Clues to release of convicted Marine

Times Staff Writer

CAMP PENDLETON — Cpl. Trent D. Thomas had all the makings of a recruiting-poster Marine: a decorated warrior, devoted to his fellow grunts, hugely appreciative of the Marine Corps for helping him escape an impoverished upbringing in East St. Louis.

But he was also a leader in the kidnapping and killing of an unarmed man in the Iraqi village of Hamandiya and then lying to superiors about it.

When other Marines began to waver, Thomas, who won a meritorious promotion for his role in the bloody fight in Fallouja, Iraq, in 2004, kept them in line. And as the Iraqi, whom they considered an insurgent, lay on the ground mortally wounded, Thomas pumped three bullets into his chest.

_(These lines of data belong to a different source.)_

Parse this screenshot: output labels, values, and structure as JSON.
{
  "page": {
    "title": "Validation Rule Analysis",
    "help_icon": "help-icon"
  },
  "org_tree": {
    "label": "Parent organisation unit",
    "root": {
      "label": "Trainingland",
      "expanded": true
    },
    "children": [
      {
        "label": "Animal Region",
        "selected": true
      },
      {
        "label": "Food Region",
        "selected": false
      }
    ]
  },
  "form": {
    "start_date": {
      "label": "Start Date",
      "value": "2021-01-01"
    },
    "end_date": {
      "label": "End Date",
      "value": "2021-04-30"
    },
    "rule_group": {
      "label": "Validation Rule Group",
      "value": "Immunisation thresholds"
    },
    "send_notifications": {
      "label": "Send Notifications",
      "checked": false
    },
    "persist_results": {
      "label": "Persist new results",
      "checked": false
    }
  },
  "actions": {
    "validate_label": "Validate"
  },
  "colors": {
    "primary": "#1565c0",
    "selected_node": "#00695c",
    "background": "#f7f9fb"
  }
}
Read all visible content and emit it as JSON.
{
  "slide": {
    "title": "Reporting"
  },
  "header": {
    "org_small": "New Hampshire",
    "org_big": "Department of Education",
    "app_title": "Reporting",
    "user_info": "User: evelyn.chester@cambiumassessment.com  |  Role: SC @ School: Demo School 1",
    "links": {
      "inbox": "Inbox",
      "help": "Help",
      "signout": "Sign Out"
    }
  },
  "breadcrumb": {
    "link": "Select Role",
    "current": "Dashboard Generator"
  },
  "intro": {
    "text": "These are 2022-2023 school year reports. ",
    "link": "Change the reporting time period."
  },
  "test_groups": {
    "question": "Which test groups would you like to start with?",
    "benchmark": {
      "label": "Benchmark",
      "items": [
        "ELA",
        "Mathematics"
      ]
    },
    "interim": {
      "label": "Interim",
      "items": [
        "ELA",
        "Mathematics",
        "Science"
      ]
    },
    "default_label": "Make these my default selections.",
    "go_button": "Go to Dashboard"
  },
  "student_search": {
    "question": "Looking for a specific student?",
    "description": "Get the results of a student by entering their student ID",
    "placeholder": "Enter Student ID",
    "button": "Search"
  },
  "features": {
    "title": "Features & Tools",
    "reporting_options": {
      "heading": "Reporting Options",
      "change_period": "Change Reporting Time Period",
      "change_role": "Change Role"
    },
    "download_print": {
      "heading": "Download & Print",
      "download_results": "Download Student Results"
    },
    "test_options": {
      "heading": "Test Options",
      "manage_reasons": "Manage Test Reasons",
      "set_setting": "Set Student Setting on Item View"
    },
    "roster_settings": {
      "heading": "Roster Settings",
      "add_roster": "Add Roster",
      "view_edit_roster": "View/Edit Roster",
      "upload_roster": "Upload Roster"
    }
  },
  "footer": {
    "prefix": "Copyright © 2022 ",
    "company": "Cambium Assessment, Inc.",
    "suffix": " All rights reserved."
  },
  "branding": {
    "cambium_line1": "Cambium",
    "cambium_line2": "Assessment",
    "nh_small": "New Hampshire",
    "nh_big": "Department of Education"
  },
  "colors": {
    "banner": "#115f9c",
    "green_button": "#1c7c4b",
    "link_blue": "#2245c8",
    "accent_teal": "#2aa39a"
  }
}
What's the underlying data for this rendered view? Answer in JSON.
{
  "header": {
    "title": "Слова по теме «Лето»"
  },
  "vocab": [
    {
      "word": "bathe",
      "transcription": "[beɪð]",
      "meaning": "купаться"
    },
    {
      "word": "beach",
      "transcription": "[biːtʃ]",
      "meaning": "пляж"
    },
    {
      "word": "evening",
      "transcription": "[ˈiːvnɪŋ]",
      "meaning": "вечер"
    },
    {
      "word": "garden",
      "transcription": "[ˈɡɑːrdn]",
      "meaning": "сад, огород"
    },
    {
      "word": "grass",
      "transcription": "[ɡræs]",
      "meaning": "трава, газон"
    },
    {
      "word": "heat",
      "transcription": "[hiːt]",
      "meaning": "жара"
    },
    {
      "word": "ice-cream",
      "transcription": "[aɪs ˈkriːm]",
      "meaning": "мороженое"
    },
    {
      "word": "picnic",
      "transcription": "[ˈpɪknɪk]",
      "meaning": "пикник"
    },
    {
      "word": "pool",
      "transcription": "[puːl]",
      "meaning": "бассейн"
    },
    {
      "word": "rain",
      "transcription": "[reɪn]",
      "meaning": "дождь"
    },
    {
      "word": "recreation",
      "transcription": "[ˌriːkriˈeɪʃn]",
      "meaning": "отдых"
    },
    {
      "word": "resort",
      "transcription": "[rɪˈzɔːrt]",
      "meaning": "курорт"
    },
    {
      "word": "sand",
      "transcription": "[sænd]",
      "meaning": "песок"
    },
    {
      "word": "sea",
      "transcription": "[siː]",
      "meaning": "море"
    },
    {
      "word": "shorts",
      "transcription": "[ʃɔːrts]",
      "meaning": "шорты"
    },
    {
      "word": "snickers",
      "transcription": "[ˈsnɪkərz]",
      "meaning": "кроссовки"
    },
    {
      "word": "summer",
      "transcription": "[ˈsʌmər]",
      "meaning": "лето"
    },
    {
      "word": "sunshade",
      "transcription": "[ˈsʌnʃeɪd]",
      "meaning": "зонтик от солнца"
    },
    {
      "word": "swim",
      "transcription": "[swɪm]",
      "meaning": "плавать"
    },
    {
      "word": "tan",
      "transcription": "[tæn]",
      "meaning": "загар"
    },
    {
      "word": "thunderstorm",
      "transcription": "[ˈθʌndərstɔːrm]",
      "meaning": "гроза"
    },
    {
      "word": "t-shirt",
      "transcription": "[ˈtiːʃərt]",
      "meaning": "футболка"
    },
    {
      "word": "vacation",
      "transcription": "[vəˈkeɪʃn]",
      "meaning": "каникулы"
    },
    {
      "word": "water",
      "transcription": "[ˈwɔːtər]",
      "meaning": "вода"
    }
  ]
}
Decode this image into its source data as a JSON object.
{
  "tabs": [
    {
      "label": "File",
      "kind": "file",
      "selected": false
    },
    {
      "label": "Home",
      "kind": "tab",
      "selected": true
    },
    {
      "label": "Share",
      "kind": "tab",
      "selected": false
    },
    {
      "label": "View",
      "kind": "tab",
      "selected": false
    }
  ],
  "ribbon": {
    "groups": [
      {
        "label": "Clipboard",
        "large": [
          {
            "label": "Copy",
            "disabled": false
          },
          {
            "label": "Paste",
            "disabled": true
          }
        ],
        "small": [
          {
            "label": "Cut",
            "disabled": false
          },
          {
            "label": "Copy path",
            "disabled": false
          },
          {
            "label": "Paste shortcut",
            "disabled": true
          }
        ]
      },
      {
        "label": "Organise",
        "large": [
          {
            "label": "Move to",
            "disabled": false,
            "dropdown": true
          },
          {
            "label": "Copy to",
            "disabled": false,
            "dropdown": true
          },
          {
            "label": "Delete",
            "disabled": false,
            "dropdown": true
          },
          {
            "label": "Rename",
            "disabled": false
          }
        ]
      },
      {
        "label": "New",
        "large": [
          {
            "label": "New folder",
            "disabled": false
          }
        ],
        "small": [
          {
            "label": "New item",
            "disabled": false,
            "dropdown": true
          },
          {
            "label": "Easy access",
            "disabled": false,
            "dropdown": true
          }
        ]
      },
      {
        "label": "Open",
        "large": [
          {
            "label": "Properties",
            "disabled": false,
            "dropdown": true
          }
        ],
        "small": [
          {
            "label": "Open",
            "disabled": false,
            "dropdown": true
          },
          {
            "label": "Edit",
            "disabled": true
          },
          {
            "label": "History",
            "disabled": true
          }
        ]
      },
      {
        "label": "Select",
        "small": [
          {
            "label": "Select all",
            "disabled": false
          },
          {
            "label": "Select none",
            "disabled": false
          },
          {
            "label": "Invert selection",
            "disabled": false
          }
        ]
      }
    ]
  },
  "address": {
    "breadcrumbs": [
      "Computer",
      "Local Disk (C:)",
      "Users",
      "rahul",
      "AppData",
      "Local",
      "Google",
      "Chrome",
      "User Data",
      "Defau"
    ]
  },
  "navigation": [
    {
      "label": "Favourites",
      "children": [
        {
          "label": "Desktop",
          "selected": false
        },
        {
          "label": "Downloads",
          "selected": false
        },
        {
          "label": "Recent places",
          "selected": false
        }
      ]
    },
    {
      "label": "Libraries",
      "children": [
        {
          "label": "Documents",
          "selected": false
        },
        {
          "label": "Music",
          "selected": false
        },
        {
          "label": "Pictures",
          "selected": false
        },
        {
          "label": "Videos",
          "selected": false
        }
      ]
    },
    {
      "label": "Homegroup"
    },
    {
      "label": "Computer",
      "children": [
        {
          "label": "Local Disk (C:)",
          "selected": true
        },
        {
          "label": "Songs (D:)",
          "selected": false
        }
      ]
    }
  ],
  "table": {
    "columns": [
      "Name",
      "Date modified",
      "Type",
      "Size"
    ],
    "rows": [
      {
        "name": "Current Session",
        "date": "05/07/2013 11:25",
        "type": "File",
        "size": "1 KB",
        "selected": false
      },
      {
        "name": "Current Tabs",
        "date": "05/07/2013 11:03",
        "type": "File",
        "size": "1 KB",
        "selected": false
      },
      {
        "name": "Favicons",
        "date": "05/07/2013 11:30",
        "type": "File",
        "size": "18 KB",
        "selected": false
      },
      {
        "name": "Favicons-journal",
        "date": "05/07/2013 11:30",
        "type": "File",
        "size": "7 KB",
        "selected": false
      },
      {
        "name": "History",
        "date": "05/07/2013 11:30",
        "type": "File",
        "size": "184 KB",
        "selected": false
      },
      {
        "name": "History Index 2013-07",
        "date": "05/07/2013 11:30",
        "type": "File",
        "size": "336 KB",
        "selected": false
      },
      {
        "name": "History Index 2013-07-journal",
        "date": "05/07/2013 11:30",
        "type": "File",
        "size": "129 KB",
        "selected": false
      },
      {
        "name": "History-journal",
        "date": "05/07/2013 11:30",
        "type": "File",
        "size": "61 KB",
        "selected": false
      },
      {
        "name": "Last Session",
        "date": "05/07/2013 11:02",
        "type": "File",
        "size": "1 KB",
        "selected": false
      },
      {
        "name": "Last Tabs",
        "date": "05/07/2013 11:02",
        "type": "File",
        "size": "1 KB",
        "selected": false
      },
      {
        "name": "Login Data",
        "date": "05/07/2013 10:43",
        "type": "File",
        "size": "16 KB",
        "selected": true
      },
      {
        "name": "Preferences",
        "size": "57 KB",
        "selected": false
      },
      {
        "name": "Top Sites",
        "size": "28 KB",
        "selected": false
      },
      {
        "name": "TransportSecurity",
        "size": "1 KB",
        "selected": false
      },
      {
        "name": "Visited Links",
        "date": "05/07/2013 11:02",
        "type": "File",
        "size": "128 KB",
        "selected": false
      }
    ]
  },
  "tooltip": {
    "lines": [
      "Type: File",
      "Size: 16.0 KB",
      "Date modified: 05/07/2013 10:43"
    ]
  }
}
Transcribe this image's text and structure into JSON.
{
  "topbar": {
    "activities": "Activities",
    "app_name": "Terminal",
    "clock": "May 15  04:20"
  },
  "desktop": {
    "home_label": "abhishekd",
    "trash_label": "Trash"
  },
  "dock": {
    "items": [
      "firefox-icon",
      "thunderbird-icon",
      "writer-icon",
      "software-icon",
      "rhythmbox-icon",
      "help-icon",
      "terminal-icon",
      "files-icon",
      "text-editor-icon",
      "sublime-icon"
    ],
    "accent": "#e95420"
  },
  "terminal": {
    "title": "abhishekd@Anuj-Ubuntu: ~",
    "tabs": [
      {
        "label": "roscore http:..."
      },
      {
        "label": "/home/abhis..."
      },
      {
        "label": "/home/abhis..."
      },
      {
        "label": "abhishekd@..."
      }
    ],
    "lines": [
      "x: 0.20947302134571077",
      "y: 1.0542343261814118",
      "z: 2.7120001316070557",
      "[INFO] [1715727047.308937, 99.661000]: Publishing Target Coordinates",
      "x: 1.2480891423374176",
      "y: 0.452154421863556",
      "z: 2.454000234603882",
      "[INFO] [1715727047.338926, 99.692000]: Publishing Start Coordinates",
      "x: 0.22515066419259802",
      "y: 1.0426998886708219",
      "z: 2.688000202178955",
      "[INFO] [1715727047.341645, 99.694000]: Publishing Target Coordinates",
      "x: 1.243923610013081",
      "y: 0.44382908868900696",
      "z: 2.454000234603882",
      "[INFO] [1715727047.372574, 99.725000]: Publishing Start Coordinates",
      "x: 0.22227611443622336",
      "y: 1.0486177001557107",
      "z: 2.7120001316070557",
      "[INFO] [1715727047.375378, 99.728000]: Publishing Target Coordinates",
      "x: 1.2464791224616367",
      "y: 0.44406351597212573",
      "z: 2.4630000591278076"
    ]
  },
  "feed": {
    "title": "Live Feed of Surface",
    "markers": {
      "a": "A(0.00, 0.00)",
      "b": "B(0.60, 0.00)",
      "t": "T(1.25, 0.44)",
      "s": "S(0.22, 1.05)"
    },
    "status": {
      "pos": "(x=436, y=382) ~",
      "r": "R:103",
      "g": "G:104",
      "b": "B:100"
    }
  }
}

So why did the military jury that convicted Thomas of kidnapping and conspiracy to commit murder decide Friday that he deserved no further punishment beyond the 14 months he had spent in the brig awaiting trial?

Thomas, 25, could have received life in prison without the possibility of parole. Instead, he was sent home to Fontana with his wife, Erica, and their two small children. The jury also decided on a bad-conduct discharge rather than the more serious dishonorable discharge that the prosecution requested.

Unless the jurors violate the judge’s order not to talk about their decision, the reasons behind it may never be fully known. But two clues stand out: the jury’s composition and the defense put on by Thomas’ lawyers.

All nine jurors were combat veterans of Iraq, seven of them from infantry battalions. Of the three officers on the jury, two had experience as enlisted Marines. Five of the jurors were African American, as is Thomas.

After the verdict, Thomas’ civilian and military lawyers told reporters that they wanted to thank Lt. Gen. James N. Mattis for making sure Thomas had “a true jury of his peers.”

Mattis, commanding general of the Marine Forces Central Command, selected the pool from which the jurors were picked.

Deanna Pennington, mother of Lance Cpl. Robert Pennington, who pleaded guilty and accepted an eight-year prison sentence, told reporters later that her son took a plea bargain because his jury pool contained few combat veterans. Her son feared that Marines who had not been to Iraq would never understand what happened in Hamandiya that night in April 2006.

During the court-martial, Thomas’ attorneys also asserted that he was suffering from post-traumatic stress disorder and traumatic brain injury. The defense backed up the assertion with possibly the most detailed explanation of those conditions yet seen in a court-martial for Marines in Iraq, including expert testimony that proximity to repeated explosions from roadside bombs and mortar rounds had left Thomas’ thinking and judgment impaired.

In January, Thomas pleaded guilty and was prepared to accept a 12-year prison sentence, but changed his mind and asked for a trial. Four Marines and a Navy corpsman pleaded guilty in the case and received sentences of 10 months to eight years.

Two final courts-martial, including one for the alleged mastermind, Sgt. Lawrence Hutchins III, are set to begin this week.

Whether the decision by the jury in Thomas’ case will influence those trials is unknown. Thomas’ personal story and his lawyers’ defense strategy may prove unique.

Looking at his fellow Iraq veterans on the jury, Thomas, in an unsworn statement before the sentencing deliberations, talked of the kind of experience they have in common: the grief of seeing buddies killed in combat.

After losing friends in Fallouja, he said, he decided, “I’m getting cheated on life. This ain’t right.”

After he was freed, reporters asked Thomas about the killing. He suggested that to truly understand that night takes a special knowledge, the kind he and the jurors possess.

“I think anybody who understands what war is, or what combat is, understands,” he said.